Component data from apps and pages
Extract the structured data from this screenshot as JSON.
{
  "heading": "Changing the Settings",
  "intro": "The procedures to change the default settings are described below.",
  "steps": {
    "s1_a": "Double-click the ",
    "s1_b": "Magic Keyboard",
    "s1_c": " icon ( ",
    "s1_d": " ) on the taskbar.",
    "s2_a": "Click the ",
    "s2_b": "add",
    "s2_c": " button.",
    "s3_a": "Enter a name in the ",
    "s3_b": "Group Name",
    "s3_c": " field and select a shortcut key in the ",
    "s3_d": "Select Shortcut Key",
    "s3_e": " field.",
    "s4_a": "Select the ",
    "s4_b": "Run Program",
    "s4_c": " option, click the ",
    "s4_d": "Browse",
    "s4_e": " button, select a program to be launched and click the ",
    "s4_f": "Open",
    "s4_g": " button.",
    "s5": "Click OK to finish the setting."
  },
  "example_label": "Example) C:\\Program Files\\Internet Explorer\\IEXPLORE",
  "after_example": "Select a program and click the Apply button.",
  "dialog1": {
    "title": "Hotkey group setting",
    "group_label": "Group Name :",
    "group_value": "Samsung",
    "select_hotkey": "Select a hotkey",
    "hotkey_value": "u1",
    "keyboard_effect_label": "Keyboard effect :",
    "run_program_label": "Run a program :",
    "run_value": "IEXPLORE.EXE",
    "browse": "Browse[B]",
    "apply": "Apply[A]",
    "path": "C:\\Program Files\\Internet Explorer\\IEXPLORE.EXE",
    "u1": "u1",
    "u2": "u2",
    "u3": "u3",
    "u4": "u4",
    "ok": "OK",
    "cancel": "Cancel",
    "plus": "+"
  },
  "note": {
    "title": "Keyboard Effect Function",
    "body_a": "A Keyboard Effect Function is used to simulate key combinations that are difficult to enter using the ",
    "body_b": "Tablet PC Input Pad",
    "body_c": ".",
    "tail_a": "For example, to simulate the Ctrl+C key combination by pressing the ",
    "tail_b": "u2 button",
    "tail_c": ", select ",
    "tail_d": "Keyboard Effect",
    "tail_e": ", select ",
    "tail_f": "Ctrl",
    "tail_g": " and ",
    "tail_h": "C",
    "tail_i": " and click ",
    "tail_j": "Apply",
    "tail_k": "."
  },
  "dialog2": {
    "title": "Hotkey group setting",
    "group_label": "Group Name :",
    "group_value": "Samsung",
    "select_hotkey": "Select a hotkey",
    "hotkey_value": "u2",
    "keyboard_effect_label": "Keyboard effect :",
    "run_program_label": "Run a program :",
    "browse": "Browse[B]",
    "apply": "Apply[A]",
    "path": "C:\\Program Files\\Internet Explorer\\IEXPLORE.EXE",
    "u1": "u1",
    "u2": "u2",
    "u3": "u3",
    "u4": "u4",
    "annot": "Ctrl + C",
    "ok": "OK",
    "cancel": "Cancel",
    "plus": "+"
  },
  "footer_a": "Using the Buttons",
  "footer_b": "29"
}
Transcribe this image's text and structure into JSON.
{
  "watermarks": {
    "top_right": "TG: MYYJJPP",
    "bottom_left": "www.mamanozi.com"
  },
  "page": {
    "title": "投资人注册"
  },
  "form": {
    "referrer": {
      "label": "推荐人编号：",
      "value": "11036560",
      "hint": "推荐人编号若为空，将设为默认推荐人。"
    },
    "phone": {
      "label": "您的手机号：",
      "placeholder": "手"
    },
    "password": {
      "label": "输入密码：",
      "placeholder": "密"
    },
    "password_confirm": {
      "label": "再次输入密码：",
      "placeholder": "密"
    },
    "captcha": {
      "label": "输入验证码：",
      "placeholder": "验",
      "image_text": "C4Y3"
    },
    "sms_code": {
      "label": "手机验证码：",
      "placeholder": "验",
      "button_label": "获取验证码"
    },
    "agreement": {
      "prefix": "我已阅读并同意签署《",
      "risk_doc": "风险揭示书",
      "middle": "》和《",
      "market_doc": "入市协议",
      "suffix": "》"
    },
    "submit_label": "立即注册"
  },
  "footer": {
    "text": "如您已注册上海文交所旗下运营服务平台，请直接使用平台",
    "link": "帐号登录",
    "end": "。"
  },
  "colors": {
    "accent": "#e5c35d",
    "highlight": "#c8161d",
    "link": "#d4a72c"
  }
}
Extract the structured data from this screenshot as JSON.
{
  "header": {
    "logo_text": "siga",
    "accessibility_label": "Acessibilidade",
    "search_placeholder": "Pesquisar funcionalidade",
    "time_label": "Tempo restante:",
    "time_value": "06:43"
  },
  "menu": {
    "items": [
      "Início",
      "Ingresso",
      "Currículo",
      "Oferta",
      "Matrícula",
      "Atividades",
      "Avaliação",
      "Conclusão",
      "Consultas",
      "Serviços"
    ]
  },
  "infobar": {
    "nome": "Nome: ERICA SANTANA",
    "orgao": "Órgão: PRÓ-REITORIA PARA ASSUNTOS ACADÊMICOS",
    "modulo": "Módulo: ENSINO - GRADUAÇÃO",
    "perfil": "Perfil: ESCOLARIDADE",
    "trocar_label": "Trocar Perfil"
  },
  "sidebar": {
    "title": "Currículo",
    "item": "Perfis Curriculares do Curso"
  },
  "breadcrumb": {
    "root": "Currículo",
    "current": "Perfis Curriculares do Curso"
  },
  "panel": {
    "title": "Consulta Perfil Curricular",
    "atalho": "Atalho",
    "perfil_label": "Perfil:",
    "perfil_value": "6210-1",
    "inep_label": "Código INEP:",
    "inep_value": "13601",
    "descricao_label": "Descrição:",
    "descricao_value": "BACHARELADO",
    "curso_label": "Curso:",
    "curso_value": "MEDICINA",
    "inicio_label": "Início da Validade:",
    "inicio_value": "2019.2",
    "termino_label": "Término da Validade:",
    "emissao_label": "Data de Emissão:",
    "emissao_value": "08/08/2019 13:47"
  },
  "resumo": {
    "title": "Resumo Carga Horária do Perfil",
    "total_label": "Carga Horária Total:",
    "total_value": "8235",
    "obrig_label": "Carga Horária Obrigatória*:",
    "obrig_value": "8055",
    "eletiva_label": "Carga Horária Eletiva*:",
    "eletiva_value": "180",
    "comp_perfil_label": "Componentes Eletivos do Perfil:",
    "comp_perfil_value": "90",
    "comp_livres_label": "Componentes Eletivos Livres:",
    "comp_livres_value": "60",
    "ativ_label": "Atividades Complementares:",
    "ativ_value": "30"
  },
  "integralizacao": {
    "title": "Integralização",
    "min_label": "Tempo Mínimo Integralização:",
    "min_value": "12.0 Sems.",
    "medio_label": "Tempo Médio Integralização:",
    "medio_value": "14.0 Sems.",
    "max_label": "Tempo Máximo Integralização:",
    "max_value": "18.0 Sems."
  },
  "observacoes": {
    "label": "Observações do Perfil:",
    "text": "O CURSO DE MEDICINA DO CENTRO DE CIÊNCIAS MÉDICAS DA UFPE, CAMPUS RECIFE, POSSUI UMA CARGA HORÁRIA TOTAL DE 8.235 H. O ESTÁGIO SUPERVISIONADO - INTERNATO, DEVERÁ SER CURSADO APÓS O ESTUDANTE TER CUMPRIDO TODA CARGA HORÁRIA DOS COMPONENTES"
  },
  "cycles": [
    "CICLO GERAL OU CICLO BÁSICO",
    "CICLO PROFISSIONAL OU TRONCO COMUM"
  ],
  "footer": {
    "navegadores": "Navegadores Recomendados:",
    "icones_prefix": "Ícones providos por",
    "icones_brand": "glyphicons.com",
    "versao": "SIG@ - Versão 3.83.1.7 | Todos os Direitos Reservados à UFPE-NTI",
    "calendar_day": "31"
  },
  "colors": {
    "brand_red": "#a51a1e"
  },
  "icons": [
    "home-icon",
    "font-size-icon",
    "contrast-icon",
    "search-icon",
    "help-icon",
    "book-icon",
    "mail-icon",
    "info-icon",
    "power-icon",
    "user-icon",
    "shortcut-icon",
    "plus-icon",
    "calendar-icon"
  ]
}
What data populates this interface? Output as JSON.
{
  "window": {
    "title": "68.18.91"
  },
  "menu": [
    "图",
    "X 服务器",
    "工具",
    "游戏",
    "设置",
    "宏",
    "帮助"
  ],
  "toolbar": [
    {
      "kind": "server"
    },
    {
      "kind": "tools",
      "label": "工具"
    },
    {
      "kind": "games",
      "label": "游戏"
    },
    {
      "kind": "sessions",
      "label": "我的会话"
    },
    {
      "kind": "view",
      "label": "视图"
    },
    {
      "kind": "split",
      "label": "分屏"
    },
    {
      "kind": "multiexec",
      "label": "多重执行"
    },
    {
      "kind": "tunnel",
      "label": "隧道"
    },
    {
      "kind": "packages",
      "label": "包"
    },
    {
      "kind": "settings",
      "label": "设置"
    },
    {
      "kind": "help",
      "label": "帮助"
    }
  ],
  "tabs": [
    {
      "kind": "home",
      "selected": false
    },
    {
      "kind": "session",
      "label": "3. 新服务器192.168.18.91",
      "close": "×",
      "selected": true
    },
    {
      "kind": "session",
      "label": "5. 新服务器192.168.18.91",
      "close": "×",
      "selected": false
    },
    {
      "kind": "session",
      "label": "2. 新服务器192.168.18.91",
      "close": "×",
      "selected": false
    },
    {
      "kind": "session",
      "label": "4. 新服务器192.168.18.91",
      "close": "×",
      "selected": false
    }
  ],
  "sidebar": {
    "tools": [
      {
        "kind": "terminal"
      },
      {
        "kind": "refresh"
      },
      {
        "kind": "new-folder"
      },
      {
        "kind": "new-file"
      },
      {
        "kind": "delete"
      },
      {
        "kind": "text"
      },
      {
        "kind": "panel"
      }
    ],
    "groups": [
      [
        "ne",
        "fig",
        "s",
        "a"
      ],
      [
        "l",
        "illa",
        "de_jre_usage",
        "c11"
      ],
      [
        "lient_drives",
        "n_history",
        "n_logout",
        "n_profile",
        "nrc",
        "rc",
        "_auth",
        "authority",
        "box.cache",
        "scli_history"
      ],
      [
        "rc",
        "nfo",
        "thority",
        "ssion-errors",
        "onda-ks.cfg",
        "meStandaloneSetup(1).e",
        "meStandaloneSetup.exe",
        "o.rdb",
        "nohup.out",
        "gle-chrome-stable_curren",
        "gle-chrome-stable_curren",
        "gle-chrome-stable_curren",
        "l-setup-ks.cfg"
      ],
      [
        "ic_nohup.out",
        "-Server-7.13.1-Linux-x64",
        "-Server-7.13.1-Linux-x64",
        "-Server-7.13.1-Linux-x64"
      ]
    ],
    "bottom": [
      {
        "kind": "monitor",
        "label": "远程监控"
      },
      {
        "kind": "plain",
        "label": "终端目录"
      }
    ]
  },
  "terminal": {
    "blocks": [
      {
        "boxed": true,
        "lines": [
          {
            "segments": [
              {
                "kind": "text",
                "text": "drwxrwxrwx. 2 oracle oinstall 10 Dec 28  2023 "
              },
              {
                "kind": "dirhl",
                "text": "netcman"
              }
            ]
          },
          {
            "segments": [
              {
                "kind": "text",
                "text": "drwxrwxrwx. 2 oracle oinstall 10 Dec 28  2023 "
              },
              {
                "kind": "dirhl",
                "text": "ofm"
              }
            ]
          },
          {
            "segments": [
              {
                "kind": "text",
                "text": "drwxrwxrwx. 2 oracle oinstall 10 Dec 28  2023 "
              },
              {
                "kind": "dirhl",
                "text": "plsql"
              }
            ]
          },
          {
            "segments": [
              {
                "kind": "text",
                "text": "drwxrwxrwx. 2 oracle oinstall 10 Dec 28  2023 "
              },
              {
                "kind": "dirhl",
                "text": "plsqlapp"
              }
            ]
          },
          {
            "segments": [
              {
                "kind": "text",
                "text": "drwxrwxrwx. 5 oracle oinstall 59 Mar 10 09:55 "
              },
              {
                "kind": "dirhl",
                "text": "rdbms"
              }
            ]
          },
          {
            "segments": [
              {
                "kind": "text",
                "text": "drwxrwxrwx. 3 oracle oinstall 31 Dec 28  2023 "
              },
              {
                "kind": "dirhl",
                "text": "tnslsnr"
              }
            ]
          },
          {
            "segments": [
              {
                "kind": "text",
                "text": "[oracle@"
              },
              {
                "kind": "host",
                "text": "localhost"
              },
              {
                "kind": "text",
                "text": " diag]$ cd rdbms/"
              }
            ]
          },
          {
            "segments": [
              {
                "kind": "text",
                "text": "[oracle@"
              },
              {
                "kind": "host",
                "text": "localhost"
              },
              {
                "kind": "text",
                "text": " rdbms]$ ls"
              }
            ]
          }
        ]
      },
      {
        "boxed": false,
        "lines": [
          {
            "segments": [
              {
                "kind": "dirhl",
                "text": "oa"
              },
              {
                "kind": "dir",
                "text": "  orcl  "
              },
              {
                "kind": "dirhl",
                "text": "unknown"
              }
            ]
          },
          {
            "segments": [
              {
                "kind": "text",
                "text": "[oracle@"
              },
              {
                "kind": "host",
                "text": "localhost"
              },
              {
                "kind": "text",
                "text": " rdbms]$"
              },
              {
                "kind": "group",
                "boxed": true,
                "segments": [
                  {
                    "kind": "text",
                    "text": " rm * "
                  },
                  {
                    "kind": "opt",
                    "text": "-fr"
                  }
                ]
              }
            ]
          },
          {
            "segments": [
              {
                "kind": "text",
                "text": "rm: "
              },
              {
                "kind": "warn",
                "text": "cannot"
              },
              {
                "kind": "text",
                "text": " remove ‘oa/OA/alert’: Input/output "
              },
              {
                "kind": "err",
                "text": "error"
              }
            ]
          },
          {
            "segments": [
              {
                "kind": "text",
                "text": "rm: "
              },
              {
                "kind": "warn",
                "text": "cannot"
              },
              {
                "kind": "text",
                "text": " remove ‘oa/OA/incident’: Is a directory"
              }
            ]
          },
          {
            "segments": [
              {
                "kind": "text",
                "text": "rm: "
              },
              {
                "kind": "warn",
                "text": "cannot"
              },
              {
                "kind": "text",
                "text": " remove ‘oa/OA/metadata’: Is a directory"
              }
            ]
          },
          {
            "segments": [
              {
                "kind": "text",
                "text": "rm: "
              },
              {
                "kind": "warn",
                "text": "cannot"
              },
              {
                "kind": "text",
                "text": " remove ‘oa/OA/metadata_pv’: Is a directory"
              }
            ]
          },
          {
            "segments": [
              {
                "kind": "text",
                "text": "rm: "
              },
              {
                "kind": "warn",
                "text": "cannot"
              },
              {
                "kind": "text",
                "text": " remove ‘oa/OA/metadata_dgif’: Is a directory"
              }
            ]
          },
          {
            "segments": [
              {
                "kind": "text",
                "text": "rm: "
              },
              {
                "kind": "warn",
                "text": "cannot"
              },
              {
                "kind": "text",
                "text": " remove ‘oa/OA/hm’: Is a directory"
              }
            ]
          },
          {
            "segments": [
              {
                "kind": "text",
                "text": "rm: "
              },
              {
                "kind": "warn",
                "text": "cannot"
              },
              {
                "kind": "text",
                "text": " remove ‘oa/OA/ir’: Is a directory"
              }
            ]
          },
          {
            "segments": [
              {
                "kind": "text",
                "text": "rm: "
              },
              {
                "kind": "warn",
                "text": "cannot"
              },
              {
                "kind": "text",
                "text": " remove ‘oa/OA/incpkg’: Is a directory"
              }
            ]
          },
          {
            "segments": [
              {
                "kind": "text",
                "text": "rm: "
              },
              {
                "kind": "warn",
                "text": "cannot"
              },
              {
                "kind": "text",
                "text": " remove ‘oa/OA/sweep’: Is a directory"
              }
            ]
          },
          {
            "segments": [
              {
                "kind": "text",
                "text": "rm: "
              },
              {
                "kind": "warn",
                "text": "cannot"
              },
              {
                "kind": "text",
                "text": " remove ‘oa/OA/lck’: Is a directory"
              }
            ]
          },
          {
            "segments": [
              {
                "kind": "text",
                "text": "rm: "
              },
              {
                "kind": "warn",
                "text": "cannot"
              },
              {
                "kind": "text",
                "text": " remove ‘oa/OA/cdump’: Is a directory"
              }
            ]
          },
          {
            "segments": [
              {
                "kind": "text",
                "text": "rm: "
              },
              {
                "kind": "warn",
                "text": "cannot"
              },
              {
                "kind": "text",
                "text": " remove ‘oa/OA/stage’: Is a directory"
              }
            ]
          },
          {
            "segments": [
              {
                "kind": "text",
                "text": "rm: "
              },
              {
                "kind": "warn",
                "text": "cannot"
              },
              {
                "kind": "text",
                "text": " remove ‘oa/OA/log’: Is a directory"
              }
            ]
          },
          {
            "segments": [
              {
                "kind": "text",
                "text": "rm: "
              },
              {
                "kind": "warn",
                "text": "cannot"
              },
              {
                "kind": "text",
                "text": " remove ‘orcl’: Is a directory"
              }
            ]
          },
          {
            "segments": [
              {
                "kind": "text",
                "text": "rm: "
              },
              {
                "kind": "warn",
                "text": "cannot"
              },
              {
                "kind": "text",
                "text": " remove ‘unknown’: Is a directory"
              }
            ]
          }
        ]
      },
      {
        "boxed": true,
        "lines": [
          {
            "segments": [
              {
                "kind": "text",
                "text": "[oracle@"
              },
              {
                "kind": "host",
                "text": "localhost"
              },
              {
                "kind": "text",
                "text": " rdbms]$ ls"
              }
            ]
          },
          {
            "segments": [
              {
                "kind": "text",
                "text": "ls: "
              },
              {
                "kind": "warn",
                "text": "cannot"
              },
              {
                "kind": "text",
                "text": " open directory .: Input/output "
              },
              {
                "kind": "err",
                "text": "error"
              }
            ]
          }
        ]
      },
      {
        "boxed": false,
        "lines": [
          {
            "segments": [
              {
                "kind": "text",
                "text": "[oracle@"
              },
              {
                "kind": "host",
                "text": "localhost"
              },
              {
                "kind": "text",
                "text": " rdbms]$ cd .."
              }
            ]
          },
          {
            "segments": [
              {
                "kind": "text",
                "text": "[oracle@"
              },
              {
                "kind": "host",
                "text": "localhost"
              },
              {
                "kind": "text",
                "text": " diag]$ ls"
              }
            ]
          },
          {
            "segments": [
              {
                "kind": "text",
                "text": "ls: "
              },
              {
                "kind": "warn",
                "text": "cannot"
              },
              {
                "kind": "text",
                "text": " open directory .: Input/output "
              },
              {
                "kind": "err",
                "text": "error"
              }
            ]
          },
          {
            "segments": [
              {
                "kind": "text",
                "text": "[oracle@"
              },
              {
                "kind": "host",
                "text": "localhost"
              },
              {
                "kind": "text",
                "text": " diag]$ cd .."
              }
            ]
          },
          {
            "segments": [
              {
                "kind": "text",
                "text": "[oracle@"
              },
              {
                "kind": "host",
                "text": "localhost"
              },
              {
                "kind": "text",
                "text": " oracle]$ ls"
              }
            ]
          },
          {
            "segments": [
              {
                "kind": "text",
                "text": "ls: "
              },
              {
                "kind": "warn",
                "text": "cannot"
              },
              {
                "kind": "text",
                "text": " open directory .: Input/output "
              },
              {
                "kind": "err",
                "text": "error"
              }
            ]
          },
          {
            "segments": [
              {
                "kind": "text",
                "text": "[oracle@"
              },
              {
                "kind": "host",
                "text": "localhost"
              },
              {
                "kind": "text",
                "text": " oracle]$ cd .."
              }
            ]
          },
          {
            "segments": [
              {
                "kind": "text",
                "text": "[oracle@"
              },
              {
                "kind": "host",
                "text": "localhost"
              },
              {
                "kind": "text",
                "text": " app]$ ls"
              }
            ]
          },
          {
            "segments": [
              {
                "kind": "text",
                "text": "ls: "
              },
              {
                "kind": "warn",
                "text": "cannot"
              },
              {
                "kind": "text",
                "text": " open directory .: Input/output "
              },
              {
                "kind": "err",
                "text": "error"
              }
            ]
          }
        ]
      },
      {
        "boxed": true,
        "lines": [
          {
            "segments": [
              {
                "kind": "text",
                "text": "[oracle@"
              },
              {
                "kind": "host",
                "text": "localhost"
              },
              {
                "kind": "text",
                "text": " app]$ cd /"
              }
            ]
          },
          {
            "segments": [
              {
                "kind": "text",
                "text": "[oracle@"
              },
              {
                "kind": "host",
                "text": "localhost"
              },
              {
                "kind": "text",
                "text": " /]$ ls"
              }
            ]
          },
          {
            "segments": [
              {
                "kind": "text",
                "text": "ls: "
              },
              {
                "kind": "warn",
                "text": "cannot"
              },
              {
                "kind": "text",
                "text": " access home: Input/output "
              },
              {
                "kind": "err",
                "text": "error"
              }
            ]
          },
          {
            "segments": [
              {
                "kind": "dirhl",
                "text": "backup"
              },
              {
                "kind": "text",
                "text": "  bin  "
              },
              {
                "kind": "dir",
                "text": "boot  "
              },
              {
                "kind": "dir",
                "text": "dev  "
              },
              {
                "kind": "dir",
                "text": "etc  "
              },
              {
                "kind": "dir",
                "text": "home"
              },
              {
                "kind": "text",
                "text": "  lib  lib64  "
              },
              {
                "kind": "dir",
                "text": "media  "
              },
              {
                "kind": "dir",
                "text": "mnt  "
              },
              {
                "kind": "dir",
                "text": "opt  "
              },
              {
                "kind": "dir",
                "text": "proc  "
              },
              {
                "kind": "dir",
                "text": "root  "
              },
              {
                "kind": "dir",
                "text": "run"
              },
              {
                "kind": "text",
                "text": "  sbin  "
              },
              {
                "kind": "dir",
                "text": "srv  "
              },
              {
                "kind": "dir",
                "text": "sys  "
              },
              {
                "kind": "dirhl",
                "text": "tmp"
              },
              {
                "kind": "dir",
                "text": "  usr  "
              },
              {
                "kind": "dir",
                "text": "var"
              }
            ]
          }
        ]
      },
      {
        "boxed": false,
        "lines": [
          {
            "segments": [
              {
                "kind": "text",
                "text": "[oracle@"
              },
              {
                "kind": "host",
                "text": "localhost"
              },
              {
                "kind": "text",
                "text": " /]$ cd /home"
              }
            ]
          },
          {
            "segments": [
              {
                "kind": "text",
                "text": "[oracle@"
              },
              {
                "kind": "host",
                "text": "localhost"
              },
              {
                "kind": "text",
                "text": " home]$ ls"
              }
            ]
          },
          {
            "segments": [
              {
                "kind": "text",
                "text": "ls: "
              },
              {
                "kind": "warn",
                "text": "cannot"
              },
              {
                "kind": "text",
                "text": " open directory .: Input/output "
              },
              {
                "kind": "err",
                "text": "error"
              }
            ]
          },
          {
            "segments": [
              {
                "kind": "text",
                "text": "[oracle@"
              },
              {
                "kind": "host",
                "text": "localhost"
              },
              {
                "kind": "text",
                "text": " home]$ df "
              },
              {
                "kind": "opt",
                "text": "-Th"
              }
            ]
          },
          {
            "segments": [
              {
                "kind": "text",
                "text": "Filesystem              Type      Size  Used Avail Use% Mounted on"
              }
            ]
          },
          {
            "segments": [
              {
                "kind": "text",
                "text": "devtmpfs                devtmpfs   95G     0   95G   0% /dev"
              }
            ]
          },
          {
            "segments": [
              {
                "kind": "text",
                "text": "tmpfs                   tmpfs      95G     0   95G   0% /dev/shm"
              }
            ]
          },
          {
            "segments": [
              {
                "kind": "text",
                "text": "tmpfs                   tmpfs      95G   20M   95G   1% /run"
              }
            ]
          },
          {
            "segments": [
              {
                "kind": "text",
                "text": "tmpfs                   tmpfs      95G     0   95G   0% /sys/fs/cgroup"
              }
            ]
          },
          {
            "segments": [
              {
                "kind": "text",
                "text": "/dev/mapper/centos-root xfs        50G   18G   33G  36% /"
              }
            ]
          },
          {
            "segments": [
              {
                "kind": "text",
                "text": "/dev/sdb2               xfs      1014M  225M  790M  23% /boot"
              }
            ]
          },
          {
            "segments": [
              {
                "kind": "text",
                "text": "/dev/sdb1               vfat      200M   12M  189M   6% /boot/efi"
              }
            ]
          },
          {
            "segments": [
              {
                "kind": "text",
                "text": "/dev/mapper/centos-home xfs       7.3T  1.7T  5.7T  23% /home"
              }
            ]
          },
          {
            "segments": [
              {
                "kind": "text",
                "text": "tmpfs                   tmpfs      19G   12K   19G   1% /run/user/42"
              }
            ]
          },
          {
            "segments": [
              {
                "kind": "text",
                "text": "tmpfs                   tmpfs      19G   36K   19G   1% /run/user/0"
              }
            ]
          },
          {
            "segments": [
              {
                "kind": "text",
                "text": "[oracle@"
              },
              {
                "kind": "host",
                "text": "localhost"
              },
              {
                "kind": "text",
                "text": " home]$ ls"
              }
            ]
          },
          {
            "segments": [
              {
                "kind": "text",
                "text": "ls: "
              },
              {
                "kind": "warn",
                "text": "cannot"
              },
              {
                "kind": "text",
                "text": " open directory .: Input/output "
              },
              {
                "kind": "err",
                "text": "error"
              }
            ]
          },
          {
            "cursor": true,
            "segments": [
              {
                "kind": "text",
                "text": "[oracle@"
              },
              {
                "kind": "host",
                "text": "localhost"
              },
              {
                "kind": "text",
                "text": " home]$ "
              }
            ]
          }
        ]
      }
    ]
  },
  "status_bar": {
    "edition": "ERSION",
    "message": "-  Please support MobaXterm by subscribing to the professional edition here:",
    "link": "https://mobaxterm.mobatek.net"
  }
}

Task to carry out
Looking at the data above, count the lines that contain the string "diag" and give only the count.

Completed task
3